**Your instructions:** Find the string "Friday" in the entries and copy each line that has it.

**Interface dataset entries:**
· · · ·
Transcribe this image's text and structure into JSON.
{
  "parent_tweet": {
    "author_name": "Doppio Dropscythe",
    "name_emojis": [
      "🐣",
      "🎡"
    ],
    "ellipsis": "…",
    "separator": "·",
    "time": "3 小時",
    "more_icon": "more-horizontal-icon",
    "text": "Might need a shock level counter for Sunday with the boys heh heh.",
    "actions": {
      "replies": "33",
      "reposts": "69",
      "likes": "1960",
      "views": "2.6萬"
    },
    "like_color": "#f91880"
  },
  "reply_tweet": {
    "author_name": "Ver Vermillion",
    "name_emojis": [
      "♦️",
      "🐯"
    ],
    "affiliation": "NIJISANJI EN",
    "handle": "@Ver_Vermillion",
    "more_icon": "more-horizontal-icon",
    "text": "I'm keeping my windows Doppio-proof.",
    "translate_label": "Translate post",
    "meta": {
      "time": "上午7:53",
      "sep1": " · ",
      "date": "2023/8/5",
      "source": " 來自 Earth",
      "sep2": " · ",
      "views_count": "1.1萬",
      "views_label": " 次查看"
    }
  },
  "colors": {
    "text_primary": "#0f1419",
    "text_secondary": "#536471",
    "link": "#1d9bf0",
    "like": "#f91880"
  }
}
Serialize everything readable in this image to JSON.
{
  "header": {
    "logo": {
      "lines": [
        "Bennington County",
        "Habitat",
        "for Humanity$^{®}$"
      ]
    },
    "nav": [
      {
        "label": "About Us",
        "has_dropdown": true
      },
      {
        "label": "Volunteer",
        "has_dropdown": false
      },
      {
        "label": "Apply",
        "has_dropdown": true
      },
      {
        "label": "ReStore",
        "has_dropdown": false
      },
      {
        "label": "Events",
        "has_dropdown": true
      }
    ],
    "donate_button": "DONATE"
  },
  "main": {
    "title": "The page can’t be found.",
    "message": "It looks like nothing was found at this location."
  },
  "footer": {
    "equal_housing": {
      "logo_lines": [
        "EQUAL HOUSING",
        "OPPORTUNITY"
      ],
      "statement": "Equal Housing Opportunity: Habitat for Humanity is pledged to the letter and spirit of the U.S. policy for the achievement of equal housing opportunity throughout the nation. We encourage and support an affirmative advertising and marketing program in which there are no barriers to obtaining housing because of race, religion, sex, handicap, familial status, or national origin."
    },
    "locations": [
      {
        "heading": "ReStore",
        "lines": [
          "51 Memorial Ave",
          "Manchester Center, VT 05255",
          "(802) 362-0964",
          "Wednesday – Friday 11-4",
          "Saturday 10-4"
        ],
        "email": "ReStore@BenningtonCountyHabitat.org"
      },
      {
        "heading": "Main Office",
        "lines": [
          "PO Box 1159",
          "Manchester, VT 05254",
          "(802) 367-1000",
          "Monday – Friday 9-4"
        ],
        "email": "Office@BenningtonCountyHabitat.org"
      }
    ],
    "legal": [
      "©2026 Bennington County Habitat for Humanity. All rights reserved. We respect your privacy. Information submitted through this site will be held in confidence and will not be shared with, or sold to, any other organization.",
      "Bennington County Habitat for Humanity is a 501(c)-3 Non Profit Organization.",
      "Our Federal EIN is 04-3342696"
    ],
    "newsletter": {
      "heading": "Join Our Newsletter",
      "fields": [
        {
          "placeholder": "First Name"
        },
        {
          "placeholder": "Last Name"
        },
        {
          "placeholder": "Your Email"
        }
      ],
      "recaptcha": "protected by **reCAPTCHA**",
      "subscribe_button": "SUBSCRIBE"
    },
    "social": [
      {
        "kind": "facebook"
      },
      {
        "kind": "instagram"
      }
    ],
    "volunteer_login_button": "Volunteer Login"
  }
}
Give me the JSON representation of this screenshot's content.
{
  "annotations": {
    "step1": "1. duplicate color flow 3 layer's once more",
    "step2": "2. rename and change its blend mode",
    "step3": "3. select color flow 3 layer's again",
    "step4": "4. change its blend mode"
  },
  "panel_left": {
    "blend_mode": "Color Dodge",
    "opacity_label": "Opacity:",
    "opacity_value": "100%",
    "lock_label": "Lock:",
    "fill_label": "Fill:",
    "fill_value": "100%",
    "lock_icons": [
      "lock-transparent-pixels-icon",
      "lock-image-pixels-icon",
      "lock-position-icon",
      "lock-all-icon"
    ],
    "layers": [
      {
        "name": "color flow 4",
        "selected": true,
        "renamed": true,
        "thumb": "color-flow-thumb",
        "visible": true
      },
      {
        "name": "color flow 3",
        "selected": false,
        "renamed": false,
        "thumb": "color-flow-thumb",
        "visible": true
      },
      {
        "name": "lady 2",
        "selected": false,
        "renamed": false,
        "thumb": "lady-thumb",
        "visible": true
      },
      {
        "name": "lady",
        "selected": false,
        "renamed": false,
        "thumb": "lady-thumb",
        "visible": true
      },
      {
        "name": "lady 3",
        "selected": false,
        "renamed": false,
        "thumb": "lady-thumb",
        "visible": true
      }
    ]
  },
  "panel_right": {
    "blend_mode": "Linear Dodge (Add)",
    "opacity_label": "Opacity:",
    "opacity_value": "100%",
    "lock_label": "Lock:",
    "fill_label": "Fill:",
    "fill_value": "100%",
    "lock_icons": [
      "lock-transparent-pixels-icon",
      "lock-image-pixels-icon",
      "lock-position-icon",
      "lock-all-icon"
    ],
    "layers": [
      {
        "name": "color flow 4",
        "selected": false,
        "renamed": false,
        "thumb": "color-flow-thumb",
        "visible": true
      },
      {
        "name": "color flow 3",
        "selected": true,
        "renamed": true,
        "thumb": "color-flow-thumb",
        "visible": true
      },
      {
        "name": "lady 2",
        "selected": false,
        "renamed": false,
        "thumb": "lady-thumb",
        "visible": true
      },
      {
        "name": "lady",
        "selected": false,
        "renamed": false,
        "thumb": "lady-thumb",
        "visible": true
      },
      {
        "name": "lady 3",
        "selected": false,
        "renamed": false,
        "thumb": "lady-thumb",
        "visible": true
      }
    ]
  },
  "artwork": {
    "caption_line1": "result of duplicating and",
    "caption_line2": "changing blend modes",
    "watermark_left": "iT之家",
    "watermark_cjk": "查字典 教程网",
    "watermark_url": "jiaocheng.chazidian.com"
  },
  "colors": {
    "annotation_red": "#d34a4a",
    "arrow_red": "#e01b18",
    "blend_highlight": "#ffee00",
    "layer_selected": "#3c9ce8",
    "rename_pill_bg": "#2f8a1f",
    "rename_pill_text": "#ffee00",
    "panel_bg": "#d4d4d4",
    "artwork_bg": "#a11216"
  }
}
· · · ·
**Output below:**
          "Wednesday – Friday 11-4",
          "Monday – Friday 9-4"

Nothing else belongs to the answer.